Spencer Ackerman, among others, has posted the details on President Obama’s announcement today of his planned timeline for withdrawing troops from Iraq.
This morning’s New York Times, though, had an ominous background description of the plan, attributed to “administration officials”:
The plan would maintain relatively high troop levels through Iraq’s parliamentary elections, to be held in December, before beginning in earnest to meet the August 2010 target for removing combat forces, the officials said.
. . . The withdrawal would start slowly, with 2 of the 14 American combat brigades now in Iraq pulling out before the December elections, officials said. After the transition to a new government, the withdrawal would accelerate early next year.
“The commanders are concerned about maximizing their numbers on the ground for as long as possible, at least until we get to the other side of the elections,” another senior official said.
Marc Lynch (neé Abu Aardvark) explains the problem with this plan:
Iraq’s Parliamentary elections have not yet been scheduled and don’t even have an electoral law, and according to a number of senior Iraqi politicians probably will not be held until March 2010 (not December 2009). That would then give the U.S. about five months to withdraw the bulk of the dozen combat brigades which would reportedly remain. And then, keep in mind that U.S. officials generally agree (correctly) that the most dangerous period of elections is actually in their aftermath, when disgruntled losers might turn to violence or other destabilizing measures. So the following month will likely not seem a good time either. So that would leave four months to move, what — 9 brigades? Did someone say precipitous? Good luck with that.
I’ve never been too worked up over debates about the size of a “residual force” after the U.S. withdraws the bulk of its troops from Iraq — in my view, that’s the last 25-30% of a process that will take on a logic of its own once it has begun. The important thing has been to begin the process.
For that exact reason, I’m worried now. As Lynch notes, this slow-starting withdrawal plan originated among folks (in the military and elsewhere) who were perfectly comfortable with not withdrawing from Iraq at all.

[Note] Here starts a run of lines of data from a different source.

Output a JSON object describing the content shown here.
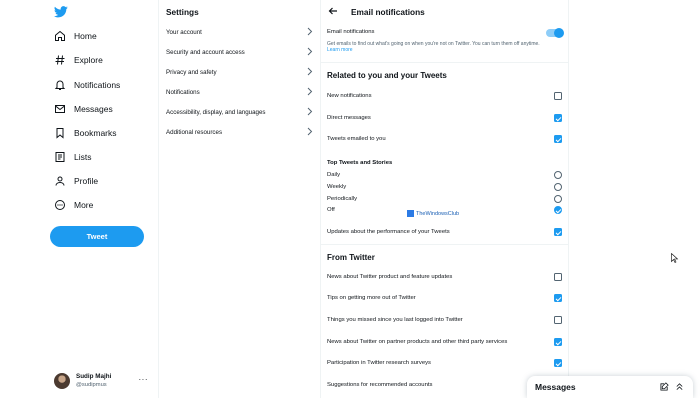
{
  "nav": {
    "items": [
      {
        "label": "Home",
        "icon": "home-icon"
      },
      {
        "label": "Explore",
        "icon": "hashtag-icon"
      },
      {
        "label": "Notifications",
        "icon": "bell-icon"
      },
      {
        "label": "Messages",
        "icon": "envelope-icon"
      },
      {
        "label": "Bookmarks",
        "icon": "bookmark-icon"
      },
      {
        "label": "Lists",
        "icon": "list-icon"
      },
      {
        "label": "Profile",
        "icon": "person-icon"
      },
      {
        "label": "More",
        "icon": "more-circle-icon"
      }
    ],
    "tweet_button": "Tweet",
    "account": {
      "name": "Sudip Majhi",
      "handle": "@sudipmus",
      "more": "···"
    }
  },
  "settings": {
    "title": "Settings",
    "items": [
      "Your account",
      "Security and account access",
      "Privacy and safety",
      "Notifications",
      "Accessibility, display, and languages",
      "Additional resources"
    ]
  },
  "email": {
    "title": "Email notifications",
    "toggle_label": "Email notifications",
    "toggle_on": true,
    "description": "Get emails to find out what's going on when you're not on Twitter. You can turn them off anytime.",
    "learn_more": "Learn more",
    "related": {
      "heading": "Related to you and your Tweets",
      "items": [
        {
          "label": "New notifications",
          "checked": false
        },
        {
          "label": "Direct messages",
          "checked": true
        },
        {
          "label": "Tweets emailed to you",
          "checked": true
        }
      ]
    },
    "top_tweets": {
      "heading": "Top Tweets and Stories",
      "options": [
        {
          "label": "Daily",
          "selected": false
        },
        {
          "label": "Weekly",
          "selected": false
        },
        {
          "label": "Periodically",
          "selected": false
        },
        {
          "label": "Off",
          "selected": true
        }
      ]
    },
    "performance": {
      "label": "Updates about the performance of your Tweets",
      "checked": true
    },
    "from_twitter": {
      "heading": "From Twitter",
      "items": [
        {
          "label": "News about Twitter product and feature updates",
          "checked": false
        },
        {
          "label": "Tips on getting more out of Twitter",
          "checked": true
        },
        {
          "label": "Things you missed since you last logged into Twitter",
          "checked": false
        },
        {
          "label": "News about Twitter on partner products and other third party services",
          "checked": true
        },
        {
          "label": "Participation in Twitter research surveys",
          "checked": true
        },
        {
          "label": "Suggestions for recommended accounts",
          "checked": false
        }
      ]
    }
  },
  "watermark": "TheWindowsClub",
  "messages_drawer": {
    "title": "Messages"
  },
  "colors": {
    "accent": "#1d9bf0",
    "text": "#0f1419",
    "secondary": "#536471",
    "border": "#eff3f4"
  }
}
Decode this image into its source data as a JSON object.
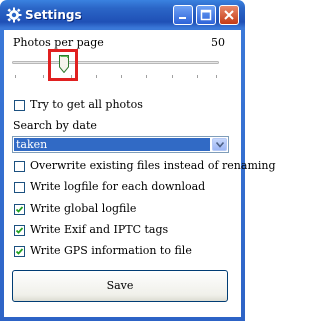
{
  "window": {
    "title": "Settings",
    "icons": [
      "gear-icon",
      "minimize-icon",
      "maximize-icon",
      "close-icon"
    ]
  },
  "photos_per_page": {
    "label": "Photos per page",
    "value": "50",
    "slider_position": 0.2,
    "highlight_color": "#e02020"
  },
  "options": {
    "try_all": {
      "label": "Try to get all photos",
      "checked": false
    },
    "search_by_date_label": "Search by date",
    "search_by_date_value": "taken",
    "overwrite": {
      "label": "Overwrite existing files instead of renaming",
      "checked": false
    },
    "logfile_each": {
      "label": "Write logfile for each download",
      "checked": false
    },
    "global_logfile": {
      "label": "Write global logfile",
      "checked": true
    },
    "exif_iptc": {
      "label": "Write Exif and IPTC tags",
      "checked": true
    },
    "gps": {
      "label": "Write GPS information to file",
      "checked": true
    }
  },
  "save_label": "Save",
  "colors": {
    "titlebar": "#2b66c7",
    "selection": "#316ac5",
    "checkbox_border": "#1c5180"
  }
}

President Obama may think that he’s worked a compromise that has gotten those skeptics/opponents to buy into accepting a withdrawal. But when I see that John McCain is “cautiously optimistic” about Obama’s plan, I fear that they think they’ve lured him into a trap. Which means that someone is in for an unpleasant surprise.
(Cross-posted at Firedoglake.)